The Scaffold – Lily The Pink

17th December 1968 · 1960s, 1968, Music

This rollicking tune by a Scouse comedy trio is the second single I ever bought. I’m pleased to say my musical taste has improved since then (I think).

I’m not sure I ever want to hear this song again – it seemed to soundtrack the entire Christmas holidays in 1968, when it topped the charts – but it represents one of the first stepos on my musical journey. And I’ve found out some interesting stuff about it.

I already knew that Mike McGear (né McCartney), the bloke on the left, had a more famous brother who played bass and sang in another band from Liverpool. The other two are the poet Roger McGough and John Gorman (the one with the Arthur Scargill combover).

I never knew that Jack Bruce played bass on this (perhaps Paul was unavailable) or that the backing vocalists included Elton John (also playing piano, according to Mat Snow), Tim Rice and Graham Nash of The Hollies and CSNY.

Nor did I know that it was based on an even bawdier old American folk song, The Ballad Of Lydia Pinkham, about a prominent female abolitionist and anti-segregationist who famously invented a herbal remedy to relieve period pains.

The Scaffold’s comedy version translates that into a “medicinal compound” whose efficacy is used to treat a weak appetite by inducing morbid obesity and, controversially (and unnoticed by me at the age of 10… or even 60), brings about a sex change as a cure for freckles.

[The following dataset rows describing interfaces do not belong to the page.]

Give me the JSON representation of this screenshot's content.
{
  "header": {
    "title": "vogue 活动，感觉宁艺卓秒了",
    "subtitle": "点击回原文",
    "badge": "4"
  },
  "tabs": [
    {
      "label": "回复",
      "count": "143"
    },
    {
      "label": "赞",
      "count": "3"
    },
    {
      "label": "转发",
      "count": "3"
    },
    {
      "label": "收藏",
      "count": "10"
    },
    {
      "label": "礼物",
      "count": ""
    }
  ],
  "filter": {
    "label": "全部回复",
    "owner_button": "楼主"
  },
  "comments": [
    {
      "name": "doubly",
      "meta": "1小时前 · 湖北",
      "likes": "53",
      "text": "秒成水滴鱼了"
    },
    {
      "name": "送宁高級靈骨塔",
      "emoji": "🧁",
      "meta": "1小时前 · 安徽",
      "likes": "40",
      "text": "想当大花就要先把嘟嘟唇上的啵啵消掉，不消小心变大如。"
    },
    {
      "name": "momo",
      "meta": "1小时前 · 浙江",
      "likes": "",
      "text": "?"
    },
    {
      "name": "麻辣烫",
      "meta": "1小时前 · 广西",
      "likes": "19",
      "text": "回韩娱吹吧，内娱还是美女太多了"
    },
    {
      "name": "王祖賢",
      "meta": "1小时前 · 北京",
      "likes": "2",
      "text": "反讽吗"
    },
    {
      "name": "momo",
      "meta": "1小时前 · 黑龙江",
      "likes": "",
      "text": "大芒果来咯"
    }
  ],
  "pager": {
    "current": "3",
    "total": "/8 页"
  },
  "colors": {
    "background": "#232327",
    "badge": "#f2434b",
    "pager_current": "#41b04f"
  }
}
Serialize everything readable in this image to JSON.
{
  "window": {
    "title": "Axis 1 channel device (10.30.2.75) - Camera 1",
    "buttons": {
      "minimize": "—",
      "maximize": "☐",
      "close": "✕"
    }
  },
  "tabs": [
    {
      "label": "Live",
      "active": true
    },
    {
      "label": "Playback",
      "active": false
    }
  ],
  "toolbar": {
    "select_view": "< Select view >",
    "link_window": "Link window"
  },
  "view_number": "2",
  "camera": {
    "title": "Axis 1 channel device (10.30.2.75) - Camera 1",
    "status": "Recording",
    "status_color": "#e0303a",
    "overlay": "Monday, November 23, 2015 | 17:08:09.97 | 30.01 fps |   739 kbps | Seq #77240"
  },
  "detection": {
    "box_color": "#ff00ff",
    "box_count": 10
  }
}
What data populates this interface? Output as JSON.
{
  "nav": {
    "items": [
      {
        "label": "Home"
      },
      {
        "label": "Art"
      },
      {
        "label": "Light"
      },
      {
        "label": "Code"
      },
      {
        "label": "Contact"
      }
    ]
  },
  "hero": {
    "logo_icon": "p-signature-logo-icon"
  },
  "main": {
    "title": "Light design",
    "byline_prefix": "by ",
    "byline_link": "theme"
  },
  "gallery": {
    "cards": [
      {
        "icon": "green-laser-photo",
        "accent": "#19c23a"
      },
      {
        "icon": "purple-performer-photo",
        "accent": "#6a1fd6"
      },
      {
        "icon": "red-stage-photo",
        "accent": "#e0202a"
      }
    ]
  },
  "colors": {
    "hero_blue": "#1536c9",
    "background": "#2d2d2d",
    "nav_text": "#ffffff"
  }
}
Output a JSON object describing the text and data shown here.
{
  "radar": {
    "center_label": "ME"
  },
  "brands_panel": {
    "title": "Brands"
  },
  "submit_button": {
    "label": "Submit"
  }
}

I’ve often wondered whether there was a subliminal connection between the song that set me on the road to a lifetime of record collecting and my (our) decision to name our first child Lily. She was, and is, quite pink.